Scientists have developed a beam-steering antenna that improves data transmission beyond 5G standards, potentially paving the way for better network connectivity in the near future. This will allow mobile communications to use a range of frequencies that were previously unavailable. The beam-steering antenna, which is about the size of an iPhone, has been developed as a better alternative to the currently fixed base station antenna. At higher frequencies, fixed antennas were found to be inefficient, limiting their use for long-distance transmission.
The new device can track a phone in the same way that a satellite can track a moving object, but at a much faster rate. The device, developed by University of Birmingham researchers, emits a continuous wide-angle beam and has been found to improve data transmission efficiency at frequencies across the millimeter-wave spectrum. These included frequencies such as 5G (mmWave) and 6G, which were mechanically steered antenna solutions to achieve high efficiency.

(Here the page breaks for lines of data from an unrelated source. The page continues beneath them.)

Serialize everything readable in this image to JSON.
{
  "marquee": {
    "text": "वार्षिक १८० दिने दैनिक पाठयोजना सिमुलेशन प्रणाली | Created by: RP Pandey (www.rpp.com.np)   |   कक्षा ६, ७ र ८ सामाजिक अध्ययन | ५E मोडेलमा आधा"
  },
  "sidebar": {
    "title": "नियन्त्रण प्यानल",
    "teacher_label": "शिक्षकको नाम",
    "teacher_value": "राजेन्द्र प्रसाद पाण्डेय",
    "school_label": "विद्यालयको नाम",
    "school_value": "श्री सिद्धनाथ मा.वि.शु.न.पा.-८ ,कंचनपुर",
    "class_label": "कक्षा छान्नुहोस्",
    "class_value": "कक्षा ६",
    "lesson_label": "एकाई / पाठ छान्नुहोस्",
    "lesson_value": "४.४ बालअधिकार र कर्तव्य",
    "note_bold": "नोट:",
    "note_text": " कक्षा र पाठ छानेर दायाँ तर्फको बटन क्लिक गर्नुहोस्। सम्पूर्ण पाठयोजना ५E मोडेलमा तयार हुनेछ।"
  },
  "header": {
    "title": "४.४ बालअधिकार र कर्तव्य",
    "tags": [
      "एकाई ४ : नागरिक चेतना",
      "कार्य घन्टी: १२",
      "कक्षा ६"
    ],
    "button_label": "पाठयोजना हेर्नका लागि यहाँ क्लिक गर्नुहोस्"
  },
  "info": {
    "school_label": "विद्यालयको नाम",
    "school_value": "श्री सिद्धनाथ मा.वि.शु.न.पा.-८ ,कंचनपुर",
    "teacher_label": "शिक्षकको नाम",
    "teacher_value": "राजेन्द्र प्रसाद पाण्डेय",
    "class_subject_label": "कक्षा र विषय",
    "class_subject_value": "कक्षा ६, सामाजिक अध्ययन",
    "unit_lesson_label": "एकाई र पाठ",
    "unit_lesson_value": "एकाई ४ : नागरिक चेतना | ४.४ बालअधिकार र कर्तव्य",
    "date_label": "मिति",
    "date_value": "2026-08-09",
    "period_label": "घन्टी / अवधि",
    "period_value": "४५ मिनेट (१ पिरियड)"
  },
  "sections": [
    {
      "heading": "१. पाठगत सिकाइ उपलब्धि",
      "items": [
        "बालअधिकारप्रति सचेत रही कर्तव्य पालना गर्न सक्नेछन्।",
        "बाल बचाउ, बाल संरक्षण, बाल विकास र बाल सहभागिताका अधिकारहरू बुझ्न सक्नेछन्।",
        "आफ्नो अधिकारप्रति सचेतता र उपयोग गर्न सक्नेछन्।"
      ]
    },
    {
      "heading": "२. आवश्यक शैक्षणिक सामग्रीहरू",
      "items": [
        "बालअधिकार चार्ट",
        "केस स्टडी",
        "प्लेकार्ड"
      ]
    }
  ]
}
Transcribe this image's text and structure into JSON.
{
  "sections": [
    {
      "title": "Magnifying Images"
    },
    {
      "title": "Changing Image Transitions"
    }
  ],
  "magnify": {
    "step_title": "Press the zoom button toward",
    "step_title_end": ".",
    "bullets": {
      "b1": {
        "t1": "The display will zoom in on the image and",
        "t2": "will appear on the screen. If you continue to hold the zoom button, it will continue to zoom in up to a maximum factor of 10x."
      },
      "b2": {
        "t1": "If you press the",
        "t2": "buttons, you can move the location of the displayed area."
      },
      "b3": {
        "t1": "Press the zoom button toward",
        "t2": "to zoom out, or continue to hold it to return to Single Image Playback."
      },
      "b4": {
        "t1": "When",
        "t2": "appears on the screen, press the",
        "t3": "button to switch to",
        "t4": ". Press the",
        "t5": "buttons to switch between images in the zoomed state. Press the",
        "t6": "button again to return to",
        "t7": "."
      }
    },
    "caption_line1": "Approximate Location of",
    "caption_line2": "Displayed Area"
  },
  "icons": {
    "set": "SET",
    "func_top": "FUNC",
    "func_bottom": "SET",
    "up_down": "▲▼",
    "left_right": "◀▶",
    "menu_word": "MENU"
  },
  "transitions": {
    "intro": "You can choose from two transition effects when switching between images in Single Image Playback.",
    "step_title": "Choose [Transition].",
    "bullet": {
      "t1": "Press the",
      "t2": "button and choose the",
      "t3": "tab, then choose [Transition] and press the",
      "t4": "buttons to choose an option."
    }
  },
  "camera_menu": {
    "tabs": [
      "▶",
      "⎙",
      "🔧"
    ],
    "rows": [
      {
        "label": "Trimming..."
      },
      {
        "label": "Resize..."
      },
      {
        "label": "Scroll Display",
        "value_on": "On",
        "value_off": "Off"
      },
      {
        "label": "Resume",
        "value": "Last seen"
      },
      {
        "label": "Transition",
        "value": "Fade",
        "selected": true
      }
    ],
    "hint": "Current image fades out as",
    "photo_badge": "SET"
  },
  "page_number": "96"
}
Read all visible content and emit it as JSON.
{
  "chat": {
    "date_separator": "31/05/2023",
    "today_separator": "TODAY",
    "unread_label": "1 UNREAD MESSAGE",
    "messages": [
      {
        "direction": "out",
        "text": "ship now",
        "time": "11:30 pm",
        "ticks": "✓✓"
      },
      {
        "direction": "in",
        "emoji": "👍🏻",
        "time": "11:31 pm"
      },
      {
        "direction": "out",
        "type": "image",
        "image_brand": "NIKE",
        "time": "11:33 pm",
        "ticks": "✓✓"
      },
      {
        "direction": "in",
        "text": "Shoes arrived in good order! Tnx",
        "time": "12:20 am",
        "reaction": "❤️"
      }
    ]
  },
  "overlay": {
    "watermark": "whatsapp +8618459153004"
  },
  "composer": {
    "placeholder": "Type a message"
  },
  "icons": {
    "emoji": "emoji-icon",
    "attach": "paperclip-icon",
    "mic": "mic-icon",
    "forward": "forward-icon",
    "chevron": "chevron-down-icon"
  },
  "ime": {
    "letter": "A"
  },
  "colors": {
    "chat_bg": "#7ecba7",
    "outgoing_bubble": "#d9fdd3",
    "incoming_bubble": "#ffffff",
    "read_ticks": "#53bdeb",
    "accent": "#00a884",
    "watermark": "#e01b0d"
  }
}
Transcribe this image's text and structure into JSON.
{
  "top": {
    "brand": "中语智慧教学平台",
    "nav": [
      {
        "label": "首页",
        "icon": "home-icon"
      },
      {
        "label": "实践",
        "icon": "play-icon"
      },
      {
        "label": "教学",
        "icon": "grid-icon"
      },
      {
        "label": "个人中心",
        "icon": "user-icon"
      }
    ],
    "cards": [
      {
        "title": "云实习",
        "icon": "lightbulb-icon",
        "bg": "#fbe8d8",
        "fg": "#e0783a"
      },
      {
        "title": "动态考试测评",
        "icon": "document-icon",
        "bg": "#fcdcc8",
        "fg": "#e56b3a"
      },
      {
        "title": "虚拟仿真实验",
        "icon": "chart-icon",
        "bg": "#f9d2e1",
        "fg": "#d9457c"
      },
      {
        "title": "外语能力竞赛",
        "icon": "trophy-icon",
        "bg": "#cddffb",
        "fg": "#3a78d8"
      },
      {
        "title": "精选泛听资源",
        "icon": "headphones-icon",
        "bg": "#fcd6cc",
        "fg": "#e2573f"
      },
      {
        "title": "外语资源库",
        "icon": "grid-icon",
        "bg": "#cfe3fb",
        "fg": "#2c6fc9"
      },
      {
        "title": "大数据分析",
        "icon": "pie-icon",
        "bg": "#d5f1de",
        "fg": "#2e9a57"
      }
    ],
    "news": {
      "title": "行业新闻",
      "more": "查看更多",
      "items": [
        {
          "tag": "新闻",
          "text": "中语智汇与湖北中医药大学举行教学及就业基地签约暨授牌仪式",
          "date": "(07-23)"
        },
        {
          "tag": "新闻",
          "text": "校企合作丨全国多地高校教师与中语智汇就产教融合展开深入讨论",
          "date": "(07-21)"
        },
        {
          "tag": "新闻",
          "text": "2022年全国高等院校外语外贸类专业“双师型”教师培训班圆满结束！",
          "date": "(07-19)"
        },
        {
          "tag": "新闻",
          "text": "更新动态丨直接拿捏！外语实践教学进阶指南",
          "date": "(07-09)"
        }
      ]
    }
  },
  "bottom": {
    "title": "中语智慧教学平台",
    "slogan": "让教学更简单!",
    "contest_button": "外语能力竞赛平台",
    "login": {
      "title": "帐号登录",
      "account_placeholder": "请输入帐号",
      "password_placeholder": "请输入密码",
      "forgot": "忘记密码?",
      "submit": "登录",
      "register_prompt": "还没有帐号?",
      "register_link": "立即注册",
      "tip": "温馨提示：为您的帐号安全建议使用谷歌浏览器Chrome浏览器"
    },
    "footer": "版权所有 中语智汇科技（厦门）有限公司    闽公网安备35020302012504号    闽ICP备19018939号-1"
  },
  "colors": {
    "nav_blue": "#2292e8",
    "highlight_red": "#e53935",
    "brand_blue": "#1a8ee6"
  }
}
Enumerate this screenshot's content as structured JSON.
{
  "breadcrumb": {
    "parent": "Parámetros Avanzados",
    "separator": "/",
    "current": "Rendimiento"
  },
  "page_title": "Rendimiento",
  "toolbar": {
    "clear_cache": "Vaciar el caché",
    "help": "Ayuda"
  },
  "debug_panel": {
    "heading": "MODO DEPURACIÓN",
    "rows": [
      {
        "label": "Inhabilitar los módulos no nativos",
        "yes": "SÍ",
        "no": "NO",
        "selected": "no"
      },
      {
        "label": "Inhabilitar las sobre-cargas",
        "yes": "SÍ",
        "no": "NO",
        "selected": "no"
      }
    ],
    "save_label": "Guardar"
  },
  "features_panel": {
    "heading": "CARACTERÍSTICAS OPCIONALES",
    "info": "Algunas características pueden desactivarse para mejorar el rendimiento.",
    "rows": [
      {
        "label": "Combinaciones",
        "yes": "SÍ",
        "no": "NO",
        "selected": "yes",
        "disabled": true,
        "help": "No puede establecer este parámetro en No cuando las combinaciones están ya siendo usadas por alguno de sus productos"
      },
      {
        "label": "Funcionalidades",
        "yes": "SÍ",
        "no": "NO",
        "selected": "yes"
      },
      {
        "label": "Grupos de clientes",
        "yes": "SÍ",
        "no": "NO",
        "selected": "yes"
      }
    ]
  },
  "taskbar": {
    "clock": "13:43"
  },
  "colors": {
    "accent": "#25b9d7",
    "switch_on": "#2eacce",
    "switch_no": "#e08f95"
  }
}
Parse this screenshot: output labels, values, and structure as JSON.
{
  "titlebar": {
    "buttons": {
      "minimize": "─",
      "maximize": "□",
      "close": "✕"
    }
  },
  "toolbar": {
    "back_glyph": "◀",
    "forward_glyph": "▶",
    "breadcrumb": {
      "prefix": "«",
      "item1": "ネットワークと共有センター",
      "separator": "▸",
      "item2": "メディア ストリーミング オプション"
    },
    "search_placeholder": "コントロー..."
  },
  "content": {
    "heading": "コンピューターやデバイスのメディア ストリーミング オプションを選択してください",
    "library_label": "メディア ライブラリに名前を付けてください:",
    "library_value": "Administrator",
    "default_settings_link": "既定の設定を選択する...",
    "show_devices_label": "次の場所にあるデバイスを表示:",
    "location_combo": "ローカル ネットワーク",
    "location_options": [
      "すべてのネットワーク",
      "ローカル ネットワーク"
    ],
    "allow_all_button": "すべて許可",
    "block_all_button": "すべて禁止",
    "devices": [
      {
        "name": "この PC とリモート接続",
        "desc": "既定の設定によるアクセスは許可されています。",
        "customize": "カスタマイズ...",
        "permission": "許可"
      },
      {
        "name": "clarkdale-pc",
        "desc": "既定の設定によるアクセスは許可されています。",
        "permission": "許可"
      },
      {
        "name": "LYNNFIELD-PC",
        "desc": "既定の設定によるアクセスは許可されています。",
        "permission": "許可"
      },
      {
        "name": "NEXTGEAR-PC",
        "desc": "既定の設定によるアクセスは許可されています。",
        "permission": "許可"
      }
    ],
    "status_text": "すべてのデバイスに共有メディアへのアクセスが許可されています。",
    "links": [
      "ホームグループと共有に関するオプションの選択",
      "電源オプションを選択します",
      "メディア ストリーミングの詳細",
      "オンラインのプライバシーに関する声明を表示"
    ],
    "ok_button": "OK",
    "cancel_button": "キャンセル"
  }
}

The device’s experimental results were presented at the 3rd International Union of Radio Science Atlantic / Asia-Pacific Radio Science Meeting recently.
The new technology has been made to work with the current 5G specifications used by mobile communication networks. Furthermore, unlike traditional antenna systems, the device does not require inefficient and complex feeding networks. It is based on a low-complexity system that improves performance while being simple to implement.
The device was created using a metamaterial, which is made up of a metal sheet with micrometer-sized holes that are evenly spaced. It has an actuator that regulates the height of the cavity in the metamaterial, allowing the antenna to focus radio waves into highly directive signals. As a result, transmission efficiency improves significantly.
“Although we developed the technology for use in 5G, our current models show that our beam steering technology may be capable of 94% efficiency at 300 GHz,” said Dr. James Churm, one of the lead researchers, highlighting the device’s potential.